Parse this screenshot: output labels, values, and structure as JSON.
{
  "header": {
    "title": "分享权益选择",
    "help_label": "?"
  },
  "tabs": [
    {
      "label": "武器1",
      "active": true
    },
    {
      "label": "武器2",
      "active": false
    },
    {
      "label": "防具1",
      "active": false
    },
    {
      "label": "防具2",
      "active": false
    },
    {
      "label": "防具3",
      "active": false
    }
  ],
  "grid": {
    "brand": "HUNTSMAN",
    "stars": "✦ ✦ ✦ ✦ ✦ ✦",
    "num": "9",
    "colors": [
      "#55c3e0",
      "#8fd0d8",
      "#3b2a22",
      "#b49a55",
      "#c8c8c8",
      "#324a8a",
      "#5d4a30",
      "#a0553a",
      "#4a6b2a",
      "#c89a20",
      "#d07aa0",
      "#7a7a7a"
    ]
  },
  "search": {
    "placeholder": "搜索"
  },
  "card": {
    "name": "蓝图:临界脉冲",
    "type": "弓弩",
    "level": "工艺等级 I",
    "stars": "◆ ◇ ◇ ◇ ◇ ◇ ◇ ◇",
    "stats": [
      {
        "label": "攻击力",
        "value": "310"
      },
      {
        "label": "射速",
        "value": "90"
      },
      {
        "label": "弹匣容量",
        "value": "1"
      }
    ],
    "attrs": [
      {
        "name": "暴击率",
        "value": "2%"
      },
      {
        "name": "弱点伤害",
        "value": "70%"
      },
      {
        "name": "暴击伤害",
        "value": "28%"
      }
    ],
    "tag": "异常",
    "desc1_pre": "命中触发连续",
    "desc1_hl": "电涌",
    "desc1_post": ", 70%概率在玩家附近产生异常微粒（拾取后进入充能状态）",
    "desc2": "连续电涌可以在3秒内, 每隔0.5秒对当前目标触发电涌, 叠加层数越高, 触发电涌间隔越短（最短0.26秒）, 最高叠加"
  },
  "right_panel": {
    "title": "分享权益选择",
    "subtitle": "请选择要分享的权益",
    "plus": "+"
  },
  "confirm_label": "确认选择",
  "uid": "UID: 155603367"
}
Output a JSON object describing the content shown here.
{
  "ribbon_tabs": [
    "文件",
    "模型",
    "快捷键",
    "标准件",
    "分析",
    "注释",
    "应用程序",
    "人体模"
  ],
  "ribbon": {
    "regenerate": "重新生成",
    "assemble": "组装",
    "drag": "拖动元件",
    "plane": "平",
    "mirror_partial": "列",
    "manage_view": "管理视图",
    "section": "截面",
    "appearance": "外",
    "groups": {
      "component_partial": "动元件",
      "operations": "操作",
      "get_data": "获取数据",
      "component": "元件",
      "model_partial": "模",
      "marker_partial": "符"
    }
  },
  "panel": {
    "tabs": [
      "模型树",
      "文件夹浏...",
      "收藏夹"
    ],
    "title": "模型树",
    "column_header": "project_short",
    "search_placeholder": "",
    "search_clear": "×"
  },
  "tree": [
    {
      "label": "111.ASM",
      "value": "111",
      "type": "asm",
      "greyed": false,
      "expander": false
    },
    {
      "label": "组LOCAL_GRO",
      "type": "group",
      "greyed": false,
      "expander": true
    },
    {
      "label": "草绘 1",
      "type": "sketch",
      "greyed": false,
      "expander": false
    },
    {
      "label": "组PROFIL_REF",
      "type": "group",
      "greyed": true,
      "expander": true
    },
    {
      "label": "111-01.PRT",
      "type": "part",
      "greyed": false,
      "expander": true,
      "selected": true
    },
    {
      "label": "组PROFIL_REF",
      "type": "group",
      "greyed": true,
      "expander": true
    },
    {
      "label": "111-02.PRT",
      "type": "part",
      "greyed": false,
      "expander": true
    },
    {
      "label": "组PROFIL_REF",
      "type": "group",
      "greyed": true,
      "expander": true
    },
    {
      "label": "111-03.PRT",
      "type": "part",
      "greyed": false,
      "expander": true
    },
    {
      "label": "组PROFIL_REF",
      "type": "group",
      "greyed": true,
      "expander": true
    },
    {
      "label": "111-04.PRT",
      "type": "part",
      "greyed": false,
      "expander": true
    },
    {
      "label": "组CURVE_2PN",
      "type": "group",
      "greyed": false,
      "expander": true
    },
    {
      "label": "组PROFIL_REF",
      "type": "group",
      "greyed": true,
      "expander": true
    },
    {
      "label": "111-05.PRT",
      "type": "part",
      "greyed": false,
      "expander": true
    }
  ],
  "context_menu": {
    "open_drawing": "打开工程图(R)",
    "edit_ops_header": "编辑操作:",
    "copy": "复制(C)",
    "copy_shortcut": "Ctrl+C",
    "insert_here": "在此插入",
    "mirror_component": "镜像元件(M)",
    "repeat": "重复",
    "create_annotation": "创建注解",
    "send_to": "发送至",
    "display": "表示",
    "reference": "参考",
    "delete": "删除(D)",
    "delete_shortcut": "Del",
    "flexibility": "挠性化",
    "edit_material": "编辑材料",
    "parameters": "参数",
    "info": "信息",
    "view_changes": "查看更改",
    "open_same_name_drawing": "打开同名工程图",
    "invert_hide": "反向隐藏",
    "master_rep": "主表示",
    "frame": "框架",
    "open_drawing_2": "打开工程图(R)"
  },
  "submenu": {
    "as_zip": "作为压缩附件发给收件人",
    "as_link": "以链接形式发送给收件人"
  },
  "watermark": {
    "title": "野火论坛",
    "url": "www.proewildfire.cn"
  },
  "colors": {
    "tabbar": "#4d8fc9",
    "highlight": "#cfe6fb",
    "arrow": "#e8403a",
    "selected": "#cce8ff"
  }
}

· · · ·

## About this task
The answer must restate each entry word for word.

## Response box
Parse this screenshot: output labels, values, and structure as JSON.
{
  "header": {
    "title": "分享权益选择",
    "help_label": "?"
  },
  "tabs": [
    {
      "label": "武器1",
      "active": true
    },
    {
      "label": "武器2",
      "active": false
    },
    {
      "label": "防具1",
      "active": false
    },
    {
      "label": "防具2",
      "active": false
    },
    {
      "label": "防具3",
      "active": false
    }
  ],
  "grid": {
    "brand": "HUNTSMAN",
    "stars": "✦ ✦ ✦ ✦ ✦ ✦",
    "num": "9",
    "colors": [
      "#55c3e0",
      "#8fd0d8",
      "#3b2a22",
      "#b49a55",
      "#c8c8c8",
      "#324a8a",
      "#5d4a30",
      "#a0553a",
      "#4a6b2a",
      "#c89a20",
      "#d07aa0",
      "#7a7a7a"
    ]
  },
  "search": {
    "placeholder": "搜索"
  },
  "card": {
    "name": "蓝图:临界脉冲",
    "type": "弓弩",
    "level": "工艺等级 I",
    "stars": "◆ ◇ ◇ ◇ ◇ ◇ ◇ ◇",
    "stats": [
      {
        "label": "攻击力",
        "value": "310"
      },
      {
        "label": "射速",
        "value": "90"
      },
      {
        "label": "弹匣容量",
        "value": "1"
      }
    ],
    "attrs": [
      {
        "name": "暴击率",
        "value": "2%"
      },
      {
        "name": "弱点伤害",
        "value": "70%"
      },
      {
        "name": "暴击伤害",
        "value": "28%"
      }
    ],
    "tag": "异常",
    "desc1_pre": "命中触发连续",
    "desc1_hl": "电涌",
    "desc1_post": ", 70%概率在玩家附近产生异常微粒（拾取后进入充能状态）",
    "desc2": "连续电涌可以在3秒内, 每隔0.5秒对当前目标触发电涌, 叠加层数越高, 触发电涌间隔越短（最短0.26秒）, 最高叠加"
  },
  "right_panel": {
    "title": "分享权益选择",
    "subtitle": "请选择要分享的权益",
    "plus": "+"
  },
  "confirm_label": "确认选择",
  "uid": "UID: 155603367"
}
Output a JSON object describing the content shown here.
{
  "ribbon_tabs": [
    "文件",
    "模型",
    "快捷键",
    "标准件",
    "分析",
    "注释",
    "应用程序",
    "人体模"
  ],
  "ribbon": {
    "regenerate": "重新生成",
    "assemble": "组装",
    "drag": "拖动元件",
    "plane": "平",
    "mirror_partial": "列",
    "manage_view": "管理视图",
    "section": "截面",
    "appearance": "外",
    "groups": {
      "component_partial": "动元件",
      "operations": "操作",
      "get_data": "获取数据",
      "component": "元件",
      "model_partial": "模",
      "marker_partial": "符"
    }
  },
  "panel": {
    "tabs": [
      "模型树",
      "文件夹浏...",
      "收藏夹"
    ],
    "title": "模型树",
    "column_header": "project_short",
    "search_placeholder": "",
    "search_clear": "×"
  },
  "tree": [
    {
      "label": "111.ASM",
      "value": "111",
      "type": "asm",
      "greyed": false,
      "expander": false
    },
    {
      "label": "组LOCAL_GRO",
      "type": "group",
      "greyed": false,
      "expander": true
    },
    {
      "label": "草绘 1",
      "type": "sketch",
      "greyed": false,
      "expander": false
    },
    {
      "label": "组PROFIL_REF",
      "type": "group",
      "greyed": true,
      "expander": true
    },
    {
      "label": "111-01.PRT",
      "type": "part",
      "greyed": false,
      "expander": true,
      "selected": true
    },
    {
      "label": "组PROFIL_REF",
      "type": "group",
      "greyed": true,
      "expander": true
    },
    {
      "label": "111-02.PRT",
      "type": "part",
      "greyed": false,
      "expander": true
    },
    {
      "label": "组PROFIL_REF",
      "type": "group",
      "greyed": true,
      "expander": true
    },
    {
      "label": "111-03.PRT",
      "type": "part",
      "greyed": false,
      "expander": true
    },
    {
      "label": "组PROFIL_REF",
      "type": "group",
      "greyed": true,
      "expander": true
    },
    {
      "label": "111-04.PRT",
      "type": "part",
      "greyed": false,
      "expander": true
    },
    {
      "label": "组CURVE_2PN",
      "type": "group",
      "greyed": false,
      "expander": true
    },
    {
      "label": "组PROFIL_REF",
      "type": "group",
      "greyed": true,
      "expander": true
    },
    {
      "label": "111-05.PRT",
      "type": "part",
      "greyed": false,
      "expander": true
    }
  ],
  "context_menu": {
    "open_drawing": "打开工程图(R)",
    "edit_ops_header": "编辑操作:",
    "copy": "复制(C)",
    "copy_shortcut": "Ctrl+C",
    "insert_here": "在此插入",
    "mirror_component": "镜像元件(M)",
    "repeat": "重复",
    "create_annotation": "创建注解",
    "send_to": "发送至",
    "display": "表示",
    "reference": "参考",
    "delete": "删除(D)",
    "delete_shortcut": "Del",
    "flexibility": "挠性化",
    "edit_material": "编辑材料",
    "parameters": "参数",
    "info": "信息",
    "view_changes": "查看更改",
    "open_same_name_drawing": "打开同名工程图",
    "invert_hide": "反向隐藏",
    "master_rep": "主表示",
    "frame": "框架",
    "open_drawing_2": "打开工程图(R)"
  },
  "submenu": {
    "as_zip": "作为压缩附件发给收件人",
    "as_link": "以链接形式发送给收件人"
  },
  "watermark": {
    "title": "野火论坛",
    "url": "www.proewildfire.cn"
  },
  "colors": {
    "tabbar": "#4d8fc9",
    "highlight": "#cfe6fb",
    "arrow": "#e8403a",
    "selected": "#cce8ff"
  }
}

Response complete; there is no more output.